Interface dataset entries
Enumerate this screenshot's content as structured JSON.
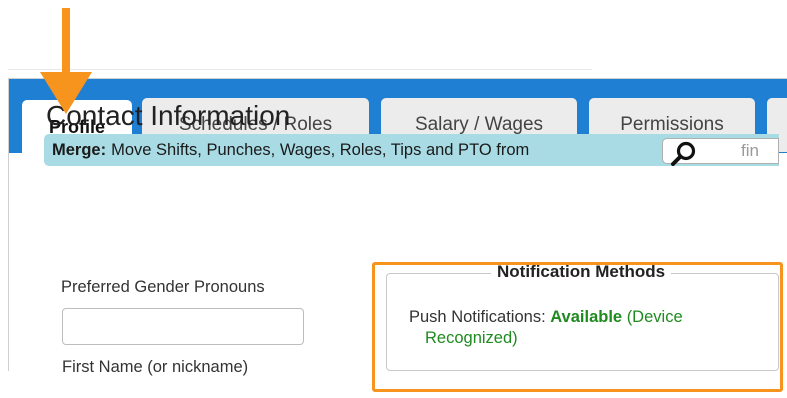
{
  "tabs": [
    {
      "label": "Profile",
      "active": true
    },
    {
      "label": "Schedules / Roles",
      "active": false
    },
    {
      "label": "Salary / Wages",
      "active": false
    },
    {
      "label": "Permissions",
      "active": false
    }
  ],
  "contact": {
    "title": "Contact Information"
  },
  "merge": {
    "bold_label": "Merge:",
    "text": "Move Shifts, Punches, Wages, Roles, Tips and PTO from",
    "search_placeholder": "fin"
  },
  "form": {
    "pronouns_label": "Preferred Gender Pronouns",
    "pronouns_value": "",
    "first_name_label": "First Name (or nickname)"
  },
  "notifications": {
    "legend": "Notification Methods",
    "push_label": "Push Notifications:",
    "push_status": "Available",
    "push_detail_1": "(Device",
    "push_detail_2": "Recognized)"
  },
  "colors": {
    "tabbar": "#1f7fd3",
    "merge_bar": "#a9dbe5",
    "available_green": "#1f8a1f",
    "annotation_orange": "#f7941d"
  },
  "icons": {
    "search": "magnifier-icon",
    "arrow": "down-arrow-annotation-icon"
  }
}
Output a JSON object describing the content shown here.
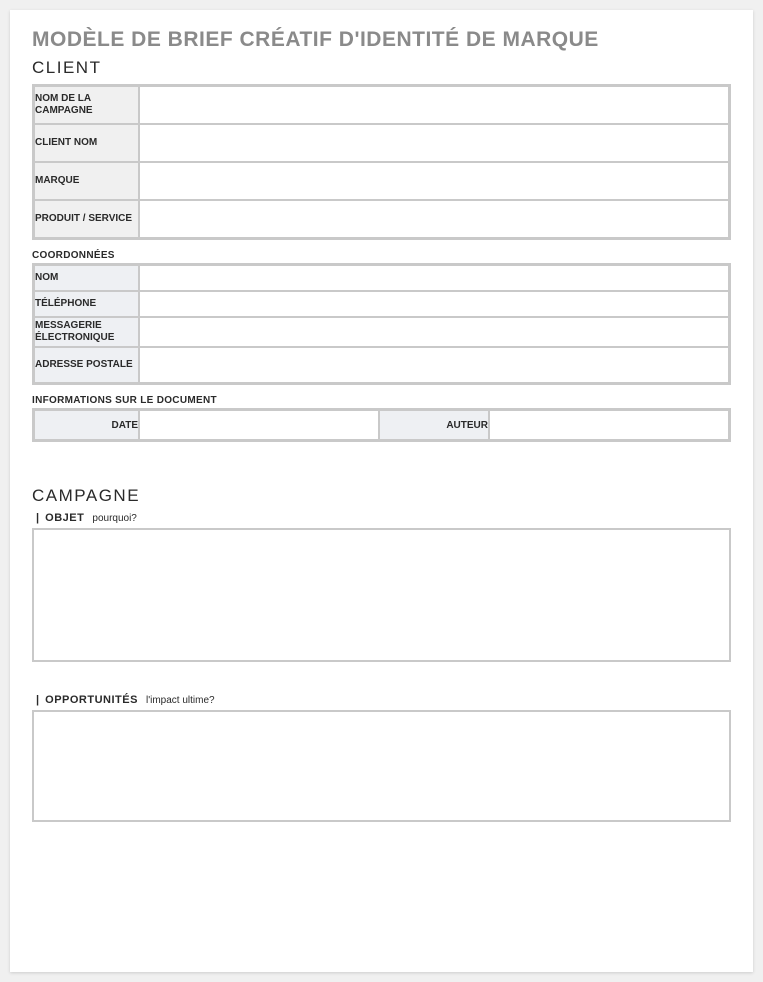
{
  "document": {
    "title": "MODÈLE DE BRIEF CRÉATIF D'IDENTITÉ DE MARQUE"
  },
  "client_section": {
    "title": "CLIENT",
    "rows": {
      "campaign_name_label": "NOM DE LA CAMPAGNE",
      "campaign_name_value": "",
      "client_name_label": "CLIENT NOM",
      "client_name_value": "",
      "brand_label": "MARQUE",
      "brand_value": "",
      "product_service_label": "PRODUIT / SERVICE",
      "product_service_value": ""
    }
  },
  "contact_section": {
    "title": "COORDONNÉES",
    "rows": {
      "name_label": "NOM",
      "name_value": "",
      "phone_label": "TÉLÉPHONE",
      "phone_value": "",
      "email_label": "MESSAGERIE ÉLECTRONIQUE",
      "email_value": "",
      "postal_label": "ADRESSE POSTALE",
      "postal_value": ""
    }
  },
  "docinfo_section": {
    "title": "INFORMATIONS SUR LE DOCUMENT",
    "date_label": "DATE",
    "date_value": "",
    "author_label": "AUTEUR",
    "author_value": ""
  },
  "campaign_section": {
    "title": "CAMPAGNE",
    "object_label": "OBJET",
    "object_hint": "pourquoi?",
    "object_value": "",
    "opportunities_label": "OPPORTUNITÉS",
    "opportunities_hint": "l'impact ultime?",
    "opportunities_value": ""
  }
}
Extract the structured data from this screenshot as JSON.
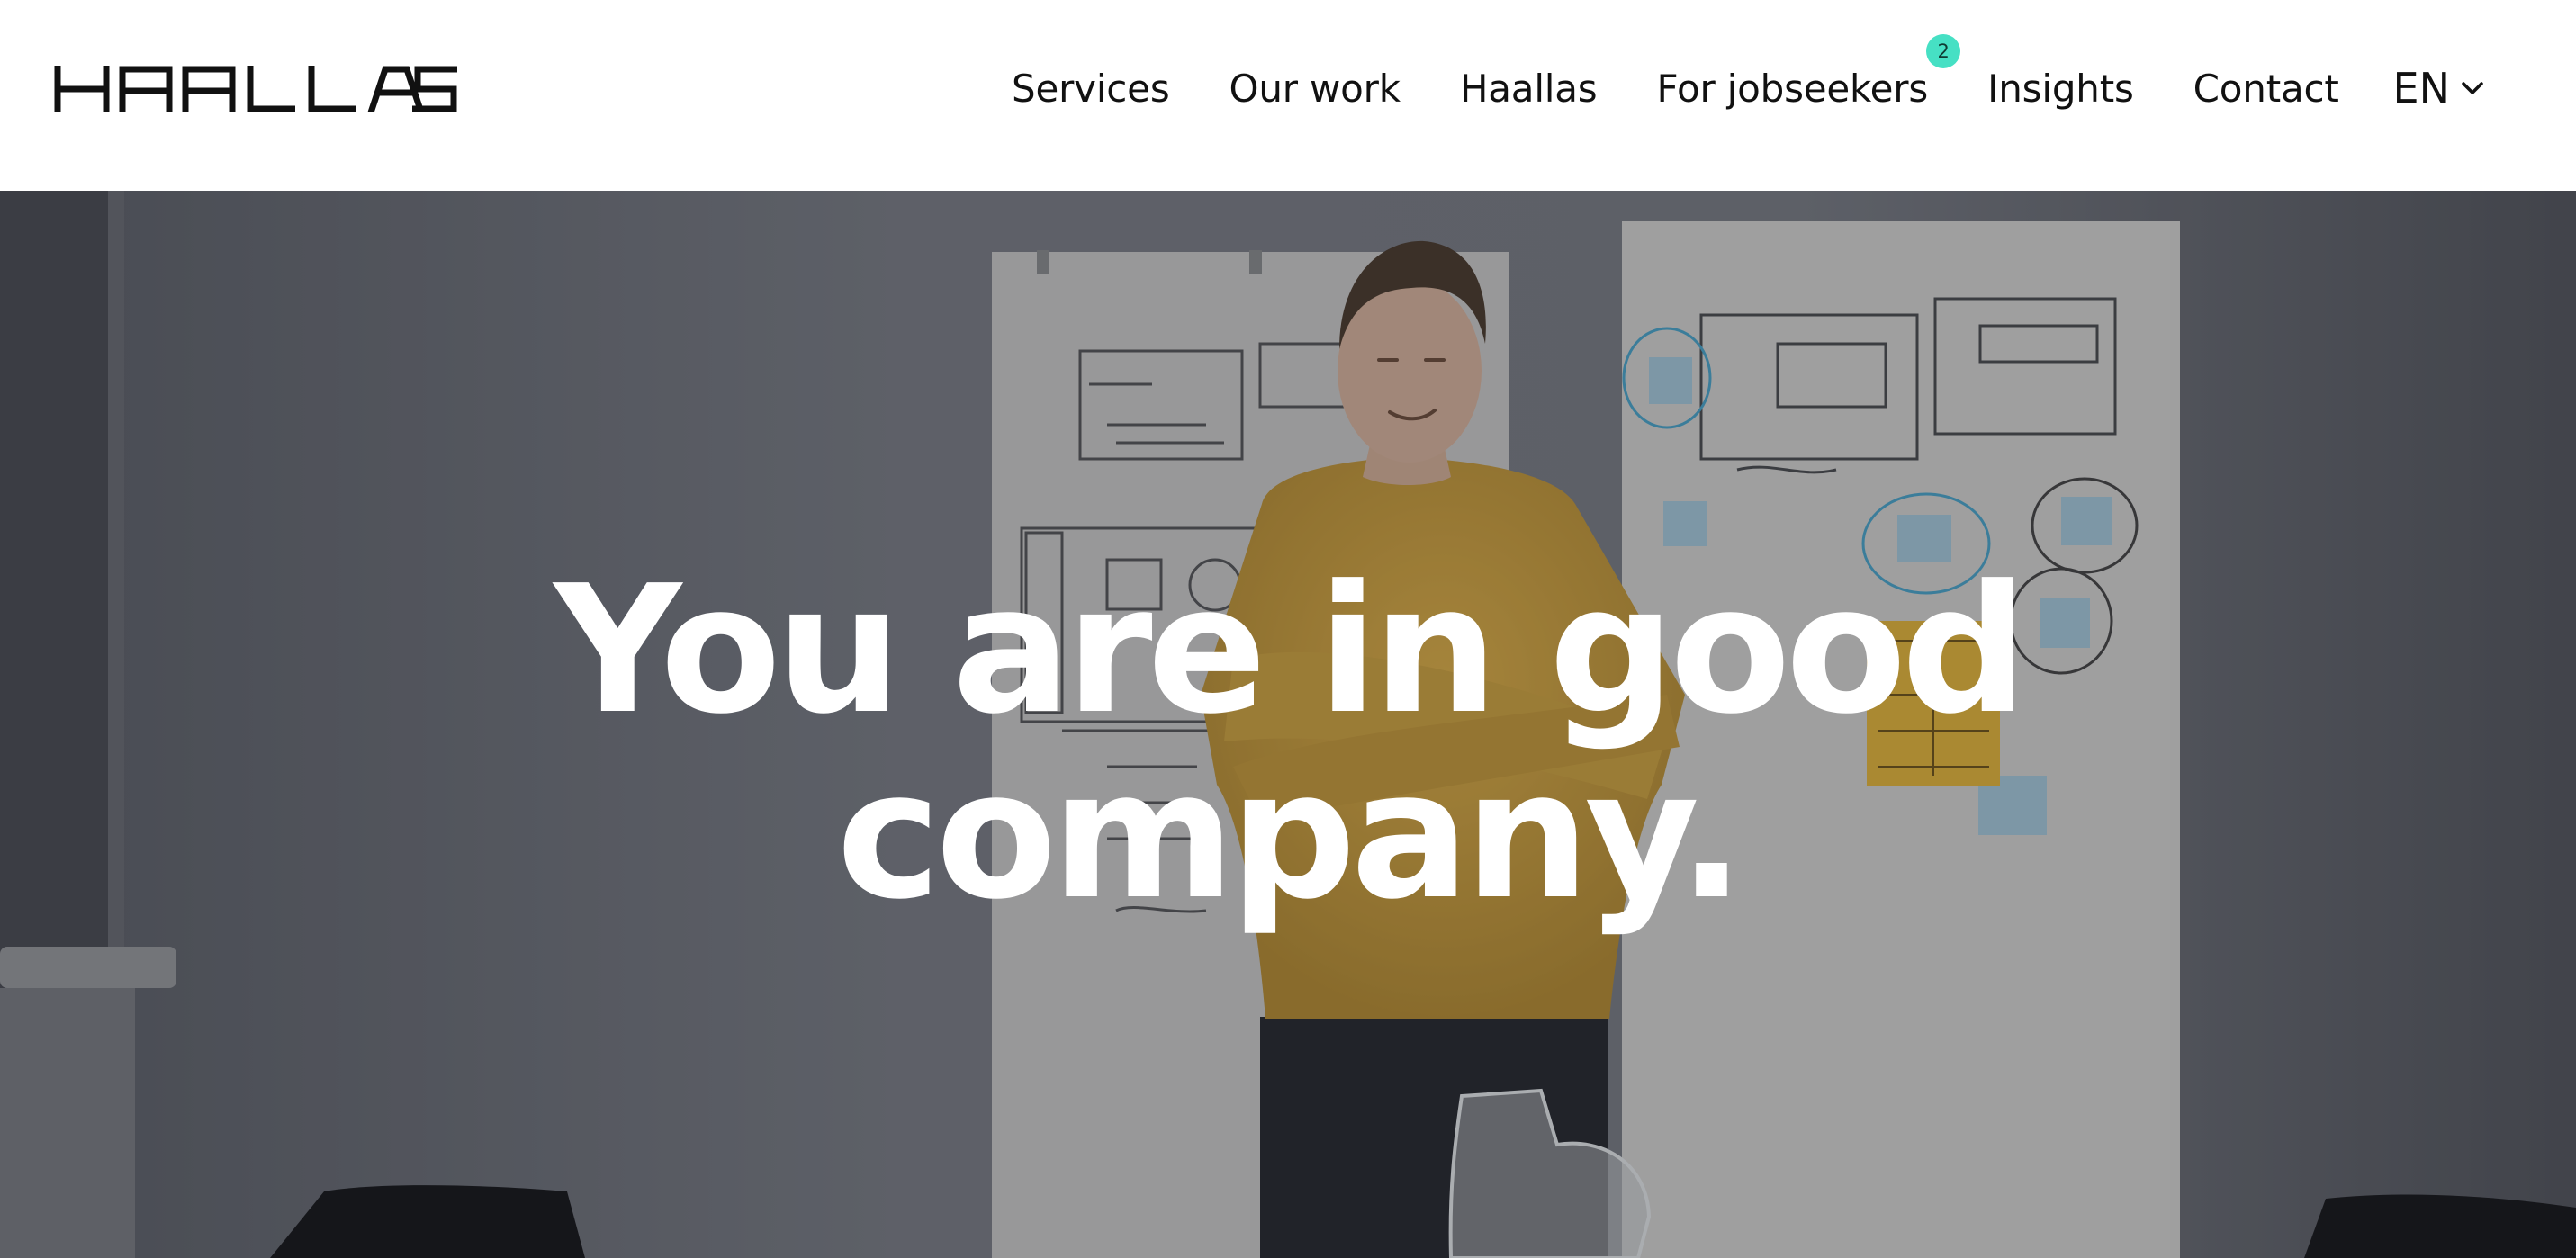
{
  "brand": {
    "name": "HAALLAS",
    "logo_color": "#111111"
  },
  "nav": {
    "items": [
      {
        "label": "Services"
      },
      {
        "label": "Our work"
      },
      {
        "label": "Haallas"
      },
      {
        "label": "For jobseekers",
        "badge": "2"
      },
      {
        "label": "Insights"
      },
      {
        "label": "Contact"
      }
    ],
    "badge_color": "#46e0c4"
  },
  "language": {
    "current": "EN",
    "icon": "chevron-down-icon"
  },
  "hero": {
    "title_line1": "You are in good",
    "title_line2": "company.",
    "sweater_color": "#e2b348"
  }
}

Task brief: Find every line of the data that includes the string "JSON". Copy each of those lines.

Task output:
Enumerate this screenshot's content as structured JSON.
Output a JSON object describing the content shown here.
Extract the structured data from this screenshot as JSON.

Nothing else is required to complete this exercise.